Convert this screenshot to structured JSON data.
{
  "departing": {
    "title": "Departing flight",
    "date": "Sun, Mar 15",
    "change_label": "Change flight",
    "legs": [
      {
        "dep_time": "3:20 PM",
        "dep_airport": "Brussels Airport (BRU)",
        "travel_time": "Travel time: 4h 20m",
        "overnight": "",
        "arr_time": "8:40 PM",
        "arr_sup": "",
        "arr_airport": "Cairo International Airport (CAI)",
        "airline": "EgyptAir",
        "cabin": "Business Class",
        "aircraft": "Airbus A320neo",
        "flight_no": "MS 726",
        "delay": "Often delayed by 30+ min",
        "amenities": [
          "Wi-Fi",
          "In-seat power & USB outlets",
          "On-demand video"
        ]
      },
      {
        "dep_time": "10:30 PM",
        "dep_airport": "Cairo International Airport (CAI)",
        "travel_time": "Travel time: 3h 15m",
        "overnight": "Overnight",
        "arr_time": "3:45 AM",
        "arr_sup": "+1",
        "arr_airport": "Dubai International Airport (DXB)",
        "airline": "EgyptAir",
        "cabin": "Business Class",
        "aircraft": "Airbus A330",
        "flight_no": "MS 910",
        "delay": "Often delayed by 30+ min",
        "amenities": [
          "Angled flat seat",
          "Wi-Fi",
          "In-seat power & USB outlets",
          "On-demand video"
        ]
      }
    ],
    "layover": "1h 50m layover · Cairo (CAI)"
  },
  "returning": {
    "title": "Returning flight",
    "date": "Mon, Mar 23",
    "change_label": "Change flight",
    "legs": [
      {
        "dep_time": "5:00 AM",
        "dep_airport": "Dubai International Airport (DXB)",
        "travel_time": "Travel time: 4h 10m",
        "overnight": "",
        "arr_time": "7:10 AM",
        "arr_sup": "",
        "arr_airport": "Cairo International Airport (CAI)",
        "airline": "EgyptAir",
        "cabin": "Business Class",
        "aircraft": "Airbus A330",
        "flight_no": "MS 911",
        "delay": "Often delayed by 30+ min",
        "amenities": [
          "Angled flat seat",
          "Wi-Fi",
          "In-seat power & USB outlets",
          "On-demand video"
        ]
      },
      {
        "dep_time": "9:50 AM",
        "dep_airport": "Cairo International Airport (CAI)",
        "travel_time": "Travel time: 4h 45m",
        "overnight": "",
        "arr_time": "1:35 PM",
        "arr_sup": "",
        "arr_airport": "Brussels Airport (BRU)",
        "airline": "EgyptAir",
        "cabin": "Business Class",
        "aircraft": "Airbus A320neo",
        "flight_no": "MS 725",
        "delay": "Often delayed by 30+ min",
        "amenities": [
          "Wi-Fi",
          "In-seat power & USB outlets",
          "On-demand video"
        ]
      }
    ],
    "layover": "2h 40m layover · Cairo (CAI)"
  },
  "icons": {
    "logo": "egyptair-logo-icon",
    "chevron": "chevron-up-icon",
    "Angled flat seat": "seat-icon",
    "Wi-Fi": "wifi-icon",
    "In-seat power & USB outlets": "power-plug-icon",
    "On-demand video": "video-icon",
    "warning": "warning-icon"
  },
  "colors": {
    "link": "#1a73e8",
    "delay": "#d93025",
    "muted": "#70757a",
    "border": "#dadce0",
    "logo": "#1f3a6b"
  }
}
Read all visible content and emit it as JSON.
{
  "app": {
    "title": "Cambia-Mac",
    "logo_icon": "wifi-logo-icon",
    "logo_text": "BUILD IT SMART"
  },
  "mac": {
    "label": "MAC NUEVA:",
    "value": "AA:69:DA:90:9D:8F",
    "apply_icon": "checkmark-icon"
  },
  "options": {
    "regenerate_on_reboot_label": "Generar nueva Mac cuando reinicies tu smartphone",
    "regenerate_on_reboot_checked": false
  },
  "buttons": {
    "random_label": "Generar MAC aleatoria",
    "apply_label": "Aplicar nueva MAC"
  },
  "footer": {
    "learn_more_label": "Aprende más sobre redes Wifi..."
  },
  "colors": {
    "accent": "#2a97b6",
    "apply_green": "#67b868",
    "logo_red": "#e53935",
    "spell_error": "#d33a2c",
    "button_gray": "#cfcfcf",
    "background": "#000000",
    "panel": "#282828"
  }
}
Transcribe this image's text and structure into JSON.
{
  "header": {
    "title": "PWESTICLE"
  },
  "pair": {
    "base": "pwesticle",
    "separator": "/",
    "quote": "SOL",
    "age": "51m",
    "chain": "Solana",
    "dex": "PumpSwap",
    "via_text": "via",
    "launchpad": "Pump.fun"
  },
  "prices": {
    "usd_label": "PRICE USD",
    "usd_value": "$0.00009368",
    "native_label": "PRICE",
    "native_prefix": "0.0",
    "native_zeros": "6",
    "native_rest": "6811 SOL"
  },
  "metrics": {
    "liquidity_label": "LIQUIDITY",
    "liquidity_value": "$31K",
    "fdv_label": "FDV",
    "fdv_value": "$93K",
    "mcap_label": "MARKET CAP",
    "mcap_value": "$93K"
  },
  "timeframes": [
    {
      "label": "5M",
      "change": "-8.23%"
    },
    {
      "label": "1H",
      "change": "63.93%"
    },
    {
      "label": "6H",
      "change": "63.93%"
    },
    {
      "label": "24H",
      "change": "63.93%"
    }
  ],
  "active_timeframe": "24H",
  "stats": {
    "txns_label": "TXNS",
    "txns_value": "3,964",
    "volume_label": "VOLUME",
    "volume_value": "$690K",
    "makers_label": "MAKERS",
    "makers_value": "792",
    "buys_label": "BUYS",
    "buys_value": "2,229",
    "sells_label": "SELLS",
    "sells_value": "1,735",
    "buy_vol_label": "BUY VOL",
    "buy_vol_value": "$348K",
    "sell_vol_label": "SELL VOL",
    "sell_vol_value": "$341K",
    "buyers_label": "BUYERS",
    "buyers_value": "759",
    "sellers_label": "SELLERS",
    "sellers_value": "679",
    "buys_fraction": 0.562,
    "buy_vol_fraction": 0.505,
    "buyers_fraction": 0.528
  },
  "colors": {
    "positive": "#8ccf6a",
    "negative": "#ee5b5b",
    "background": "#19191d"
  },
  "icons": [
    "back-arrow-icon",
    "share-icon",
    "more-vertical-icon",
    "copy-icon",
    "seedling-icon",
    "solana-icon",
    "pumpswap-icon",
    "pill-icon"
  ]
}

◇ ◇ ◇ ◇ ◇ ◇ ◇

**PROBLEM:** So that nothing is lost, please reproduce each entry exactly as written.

**TASK RESULT:**
Convert this screenshot to structured JSON data.
{
  "departing": {
    "title": "Departing flight",
    "date": "Sun, Mar 15",
    "change_label": "Change flight",
    "legs": [
      {
        "dep_time": "3:20 PM",
        "dep_airport": "Brussels Airport (BRU)",
        "travel_time": "Travel time: 4h 20m",
        "overnight": "",
        "arr_time": "8:40 PM",
        "arr_sup": "",
        "arr_airport": "Cairo International Airport (CAI)",
        "airline": "EgyptAir",
        "cabin": "Business Class",
        "aircraft": "Airbus A320neo",
        "flight_no": "MS 726",
        "delay": "Often delayed by 30+ min",
        "amenities": [
          "Wi-Fi",
          "In-seat power & USB outlets",
          "On-demand video"
        ]
      },
      {
        "dep_time": "10:30 PM",
        "dep_airport": "Cairo International Airport (CAI)",
        "travel_time": "Travel time: 3h 15m",
        "overnight": "Overnight",
        "arr_time": "3:45 AM",
        "arr_sup": "+1",
        "arr_airport": "Dubai International Airport (DXB)",
        "airline": "EgyptAir",
        "cabin": "Business Class",
        "aircraft": "Airbus A330",
        "flight_no": "MS 910",
        "delay": "Often delayed by 30+ min",
        "amenities": [
          "Angled flat seat",
          "Wi-Fi",
          "In-seat power & USB outlets",
          "On-demand video"
        ]
      }
    ],
    "layover": "1h 50m layover · Cairo (CAI)"
  },
  "returning": {
    "title": "Returning flight",
    "date": "Mon, Mar 23",
    "change_label": "Change flight",
    "legs": [
      {
        "dep_time": "5:00 AM",
        "dep_airport": "Dubai International Airport (DXB)",
        "travel_time": "Travel time: 4h 10m",
        "overnight": "",
        "arr_time": "7:10 AM",
        "arr_sup": "",
        "arr_airport": "Cairo International Airport (CAI)",
        "airline": "EgyptAir",
        "cabin": "Business Class",
        "aircraft": "Airbus A330",
        "flight_no": "MS 911",
        "delay": "Often delayed by 30+ min",
        "amenities": [
          "Angled flat seat",
          "Wi-Fi",
          "In-seat power & USB outlets",
          "On-demand video"
        ]
      },
      {
        "dep_time": "9:50 AM",
        "dep_airport": "Cairo International Airport (CAI)",
        "travel_time": "Travel time: 4h 45m",
        "overnight": "",
        "arr_time": "1:35 PM",
        "arr_sup": "",
        "arr_airport": "Brussels Airport (BRU)",
        "airline": "EgyptAir",
        "cabin": "Business Class",
        "aircraft": "Airbus A320neo",
        "flight_no": "MS 725",
        "delay": "Often delayed by 30+ min",
        "amenities": [
          "Wi-Fi",
          "In-seat power & USB outlets",
          "On-demand video"
        ]
      }
    ],
    "layover": "2h 40m layover · Cairo (CAI)"
  },
  "icons": {
    "logo": "egyptair-logo-icon",
    "chevron": "chevron-up-icon",
    "Angled flat seat": "seat-icon",
    "Wi-Fi": "wifi-icon",
    "In-seat power & USB outlets": "power-plug-icon",
    "On-demand video": "video-icon",
    "warning": "warning-icon"
  },
  "colors": {
    "link": "#1a73e8",
    "delay": "#d93025",
    "muted": "#70757a",
    "border": "#dadce0",
    "logo": "#1f3a6b"
  }
}
Read all visible content and emit it as JSON.
{
  "app": {
    "title": "Cambia-Mac",
    "logo_icon": "wifi-logo-icon",
    "logo_text": "BUILD IT SMART"
  },
  "mac": {
    "label": "MAC NUEVA:",
    "value": "AA:69:DA:90:9D:8F",
    "apply_icon": "checkmark-icon"
  },
  "options": {
    "regenerate_on_reboot_label": "Generar nueva Mac cuando reinicies tu smartphone",
    "regenerate_on_reboot_checked": false
  },
  "buttons": {
    "random_label": "Generar MAC aleatoria",
    "apply_label": "Aplicar nueva MAC"
  },
  "footer": {
    "learn_more_label": "Aprende más sobre redes Wifi..."
  },
  "colors": {
    "accent": "#2a97b6",
    "apply_green": "#67b868",
    "logo_red": "#e53935",
    "spell_error": "#d33a2c",
    "button_gray": "#cfcfcf",
    "background": "#000000",
    "panel": "#282828"
  }
}
Transcribe this image's text and structure into JSON.
{
  "header": {
    "title": "PWESTICLE"
  },
  "pair": {
    "base": "pwesticle",
    "separator": "/",
    "quote": "SOL",
    "age": "51m",
    "chain": "Solana",
    "dex": "PumpSwap",
    "via_text": "via",
    "launchpad": "Pump.fun"
  },
  "prices": {
    "usd_label": "PRICE USD",
    "usd_value": "$0.00009368",
    "native_label": "PRICE",
    "native_prefix": "0.0",
    "native_zeros": "6",
    "native_rest": "6811 SOL"
  },
  "metrics": {
    "liquidity_label": "LIQUIDITY",
    "liquidity_value": "$31K",
    "fdv_label": "FDV",
    "fdv_value": "$93K",
    "mcap_label": "MARKET CAP",
    "mcap_value": "$93K"
  },
  "timeframes": [
    {
      "label": "5M",
      "change": "-8.23%"
    },
    {
      "label": "1H",
      "change": "63.93%"
    },
    {
      "label": "6H",
      "change": "63.93%"
    },
    {
      "label": "24H",
      "change": "63.93%"
    }
  ],
  "active_timeframe": "24H",
  "stats": {
    "txns_label": "TXNS",
    "txns_value": "3,964",
    "volume_label": "VOLUME",
    "volume_value": "$690K",
    "makers_label": "MAKERS",
    "makers_value": "792",
    "buys_label": "BUYS",
    "buys_value": "2,229",
    "sells_label": "SELLS",
    "sells_value": "1,735",
    "buy_vol_label": "BUY VOL",
    "buy_vol_value": "$348K",
    "sell_vol_label": "SELL VOL",
    "sell_vol_value": "$341K",
    "buyers_label": "BUYERS",
    "buyers_value": "759",
    "sellers_label": "SELLERS",
    "sellers_value": "679",
    "buys_fraction": 0.562,
    "buy_vol_fraction": 0.505,
    "buyers_fraction": 0.528
  },
  "colors": {
    "positive": "#8ccf6a",
    "negative": "#ee5b5b",
    "background": "#19191d"
  },
  "icons": [
    "back-arrow-icon",
    "share-icon",
    "more-vertical-icon",
    "copy-icon",
    "seedling-icon",
    "solana-icon",
    "pumpswap-icon",
    "pill-icon"
  ]
}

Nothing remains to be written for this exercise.